Component data from apps and pages:
..............................

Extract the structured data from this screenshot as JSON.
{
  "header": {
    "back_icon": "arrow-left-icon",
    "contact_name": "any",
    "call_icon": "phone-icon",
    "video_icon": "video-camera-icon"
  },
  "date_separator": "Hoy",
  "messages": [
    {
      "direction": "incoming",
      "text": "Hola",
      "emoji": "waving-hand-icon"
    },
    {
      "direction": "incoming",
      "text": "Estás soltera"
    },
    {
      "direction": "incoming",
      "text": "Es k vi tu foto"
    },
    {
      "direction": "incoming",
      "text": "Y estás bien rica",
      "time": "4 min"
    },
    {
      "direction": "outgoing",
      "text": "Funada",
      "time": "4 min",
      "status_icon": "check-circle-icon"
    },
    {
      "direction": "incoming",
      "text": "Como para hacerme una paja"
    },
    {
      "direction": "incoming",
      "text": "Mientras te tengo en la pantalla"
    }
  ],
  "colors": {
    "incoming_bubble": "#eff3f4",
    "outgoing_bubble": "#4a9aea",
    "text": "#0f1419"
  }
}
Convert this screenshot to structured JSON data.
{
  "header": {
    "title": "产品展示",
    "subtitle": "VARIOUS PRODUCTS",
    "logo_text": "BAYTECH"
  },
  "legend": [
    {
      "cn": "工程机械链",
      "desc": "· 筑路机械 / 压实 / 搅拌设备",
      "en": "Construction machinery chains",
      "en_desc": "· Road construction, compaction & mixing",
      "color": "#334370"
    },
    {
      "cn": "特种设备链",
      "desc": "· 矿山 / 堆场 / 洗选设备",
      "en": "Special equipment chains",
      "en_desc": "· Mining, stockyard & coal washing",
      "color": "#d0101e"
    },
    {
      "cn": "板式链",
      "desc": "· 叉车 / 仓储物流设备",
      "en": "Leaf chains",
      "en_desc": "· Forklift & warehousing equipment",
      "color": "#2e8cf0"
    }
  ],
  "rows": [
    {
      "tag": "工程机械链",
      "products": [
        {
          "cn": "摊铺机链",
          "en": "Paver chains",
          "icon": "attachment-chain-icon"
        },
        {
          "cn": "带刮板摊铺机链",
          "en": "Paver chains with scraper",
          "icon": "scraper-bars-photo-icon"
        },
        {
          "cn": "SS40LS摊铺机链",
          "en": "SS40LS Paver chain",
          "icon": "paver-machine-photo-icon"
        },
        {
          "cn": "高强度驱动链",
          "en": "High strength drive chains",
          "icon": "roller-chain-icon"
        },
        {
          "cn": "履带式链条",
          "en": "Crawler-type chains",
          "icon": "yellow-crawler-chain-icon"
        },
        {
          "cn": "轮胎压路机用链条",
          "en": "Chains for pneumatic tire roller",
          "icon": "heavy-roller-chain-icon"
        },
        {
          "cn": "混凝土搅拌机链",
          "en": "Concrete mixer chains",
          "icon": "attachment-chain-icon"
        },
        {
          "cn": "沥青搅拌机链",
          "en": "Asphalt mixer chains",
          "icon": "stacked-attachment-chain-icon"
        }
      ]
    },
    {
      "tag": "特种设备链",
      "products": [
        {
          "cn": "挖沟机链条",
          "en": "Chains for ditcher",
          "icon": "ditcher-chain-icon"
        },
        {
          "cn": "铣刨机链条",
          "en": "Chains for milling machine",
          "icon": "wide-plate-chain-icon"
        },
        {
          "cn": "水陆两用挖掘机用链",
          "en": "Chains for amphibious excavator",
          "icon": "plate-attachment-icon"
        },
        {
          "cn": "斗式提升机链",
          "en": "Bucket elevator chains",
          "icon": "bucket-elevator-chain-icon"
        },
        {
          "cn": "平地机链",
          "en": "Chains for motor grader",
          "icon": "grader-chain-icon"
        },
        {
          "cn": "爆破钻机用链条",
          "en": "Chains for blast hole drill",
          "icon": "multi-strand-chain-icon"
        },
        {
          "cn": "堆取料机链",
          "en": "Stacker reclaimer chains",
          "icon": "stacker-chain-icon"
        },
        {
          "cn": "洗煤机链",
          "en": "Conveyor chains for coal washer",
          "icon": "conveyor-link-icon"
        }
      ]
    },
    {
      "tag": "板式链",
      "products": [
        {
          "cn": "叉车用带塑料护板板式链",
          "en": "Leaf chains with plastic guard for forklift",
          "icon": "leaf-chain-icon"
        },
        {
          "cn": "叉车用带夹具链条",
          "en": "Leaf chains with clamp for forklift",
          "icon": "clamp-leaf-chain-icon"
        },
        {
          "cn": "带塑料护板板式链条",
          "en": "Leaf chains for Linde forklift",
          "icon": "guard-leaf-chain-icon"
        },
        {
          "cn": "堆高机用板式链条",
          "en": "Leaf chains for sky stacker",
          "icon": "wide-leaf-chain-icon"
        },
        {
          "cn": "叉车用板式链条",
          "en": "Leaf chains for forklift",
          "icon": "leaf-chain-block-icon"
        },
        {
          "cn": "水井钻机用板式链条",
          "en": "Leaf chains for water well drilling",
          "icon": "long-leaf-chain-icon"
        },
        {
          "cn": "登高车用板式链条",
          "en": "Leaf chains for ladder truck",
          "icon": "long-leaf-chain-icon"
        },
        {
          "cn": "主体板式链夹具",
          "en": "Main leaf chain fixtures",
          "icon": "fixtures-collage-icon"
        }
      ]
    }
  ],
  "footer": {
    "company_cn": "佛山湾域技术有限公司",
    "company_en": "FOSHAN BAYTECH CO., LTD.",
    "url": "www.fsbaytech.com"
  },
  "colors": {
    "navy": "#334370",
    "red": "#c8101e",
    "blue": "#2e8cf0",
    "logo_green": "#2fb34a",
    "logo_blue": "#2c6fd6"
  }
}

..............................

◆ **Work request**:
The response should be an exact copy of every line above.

◆ **Reply**:
Extract the structured data from this screenshot as JSON.
{
  "header": {
    "back_icon": "arrow-left-icon",
    "contact_name": "any",
    "call_icon": "phone-icon",
    "video_icon": "video-camera-icon"
  },
  "date_separator": "Hoy",
  "messages": [
    {
      "direction": "incoming",
      "text": "Hola",
      "emoji": "waving-hand-icon"
    },
    {
      "direction": "incoming",
      "text": "Estás soltera"
    },
    {
      "direction": "incoming",
      "text": "Es k vi tu foto"
    },
    {
      "direction": "incoming",
      "text": "Y estás bien rica",
      "time": "4 min"
    },
    {
      "direction": "outgoing",
      "text": "Funada",
      "time": "4 min",
      "status_icon": "check-circle-icon"
    },
    {
      "direction": "incoming",
      "text": "Como para hacerme una paja"
    },
    {
      "direction": "incoming",
      "text": "Mientras te tengo en la pantalla"
    }
  ],
  "colors": {
    "incoming_bubble": "#eff3f4",
    "outgoing_bubble": "#4a9aea",
    "text": "#0f1419"
  }
}
Convert this screenshot to structured JSON data.
{
  "header": {
    "title": "产品展示",
    "subtitle": "VARIOUS PRODUCTS",
    "logo_text": "BAYTECH"
  },
  "legend": [
    {
      "cn": "工程机械链",
      "desc": "· 筑路机械 / 压实 / 搅拌设备",
      "en": "Construction machinery chains",
      "en_desc": "· Road construction, compaction & mixing",
      "color": "#334370"
    },
    {
      "cn": "特种设备链",
      "desc": "· 矿山 / 堆场 / 洗选设备",
      "en": "Special equipment chains",
      "en_desc": "· Mining, stockyard & coal washing",
      "color": "#d0101e"
    },
    {
      "cn": "板式链",
      "desc": "· 叉车 / 仓储物流设备",
      "en": "Leaf chains",
      "en_desc": "· Forklift & warehousing equipment",
      "color": "#2e8cf0"
    }
  ],
  "rows": [
    {
      "tag": "工程机械链",
      "products": [
        {
          "cn": "摊铺机链",
          "en": "Paver chains",
          "icon": "attachment-chain-icon"
        },
        {
          "cn": "带刮板摊铺机链",
          "en": "Paver chains with scraper",
          "icon": "scraper-bars-photo-icon"
        },
        {
          "cn": "SS40LS摊铺机链",
          "en": "SS40LS Paver chain",
          "icon": "paver-machine-photo-icon"
        },
        {
          "cn": "高强度驱动链",
          "en": "High strength drive chains",
          "icon": "roller-chain-icon"
        },
        {
          "cn": "履带式链条",
          "en": "Crawler-type chains",
          "icon": "yellow-crawler-chain-icon"
        },
        {
          "cn": "轮胎压路机用链条",
          "en": "Chains for pneumatic tire roller",
          "icon": "heavy-roller-chain-icon"
        },
        {
          "cn": "混凝土搅拌机链",
          "en": "Concrete mixer chains",
          "icon": "attachment-chain-icon"
        },
        {
          "cn": "沥青搅拌机链",
          "en": "Asphalt mixer chains",
          "icon": "stacked-attachment-chain-icon"
        }
      ]
    },
    {
      "tag": "特种设备链",
      "products": [
        {
          "cn": "挖沟机链条",
          "en": "Chains for ditcher",
          "icon": "ditcher-chain-icon"
        },
        {
          "cn": "铣刨机链条",
          "en": "Chains for milling machine",
          "icon": "wide-plate-chain-icon"
        },
        {
          "cn": "水陆两用挖掘机用链",
          "en": "Chains for amphibious excavator",
          "icon": "plate-attachment-icon"
        },
        {
          "cn": "斗式提升机链",
          "en": "Bucket elevator chains",
          "icon": "bucket-elevator-chain-icon"
        },
        {
          "cn": "平地机链",
          "en": "Chains for motor grader",
          "icon": "grader-chain-icon"
        },
        {
          "cn": "爆破钻机用链条",
          "en": "Chains for blast hole drill",
          "icon": "multi-strand-chain-icon"
        },
        {
          "cn": "堆取料机链",
          "en": "Stacker reclaimer chains",
          "icon": "stacker-chain-icon"
        },
        {
          "cn": "洗煤机链",
          "en": "Conveyor chains for coal washer",
          "icon": "conveyor-link-icon"
        }
      ]
    },
    {
      "tag": "板式链",
      "products": [
        {
          "cn": "叉车用带塑料护板板式链",
          "en": "Leaf chains with plastic guard for forklift",
          "icon": "leaf-chain-icon"
        },
        {
          "cn": "叉车用带夹具链条",
          "en": "Leaf chains with clamp for forklift",
          "icon": "clamp-leaf-chain-icon"
        },
        {
          "cn": "带塑料护板板式链条",
          "en": "Leaf chains for Linde forklift",
          "icon": "guard-leaf-chain-icon"
        },
        {
          "cn": "堆高机用板式链条",
          "en": "Leaf chains for sky stacker",
          "icon": "wide-leaf-chain-icon"
        },
        {
          "cn": "叉车用板式链条",
          "en": "Leaf chains for forklift",
          "icon": "leaf-chain-block-icon"
        },
        {
          "cn": "水井钻机用板式链条",
          "en": "Leaf chains for water well drilling",
          "icon": "long-leaf-chain-icon"
        },
        {
          "cn": "登高车用板式链条",
          "en": "Leaf chains for ladder truck",
          "icon": "long-leaf-chain-icon"
        },
        {
          "cn": "主体板式链夹具",
          "en": "Main leaf chain fixtures",
          "icon": "fixtures-collage-icon"
        }
      ]
    }
  ],
  "footer": {
    "company_cn": "佛山湾域技术有限公司",
    "company_en": "FOSHAN BAYTECH CO., LTD.",
    "url": "www.fsbaytech.com"
  },
  "colors": {
    "navy": "#334370",
    "red": "#c8101e",
    "blue": "#2e8cf0",
    "logo_green": "#2fb34a",
    "logo_blue": "#2c6fd6"
  }
}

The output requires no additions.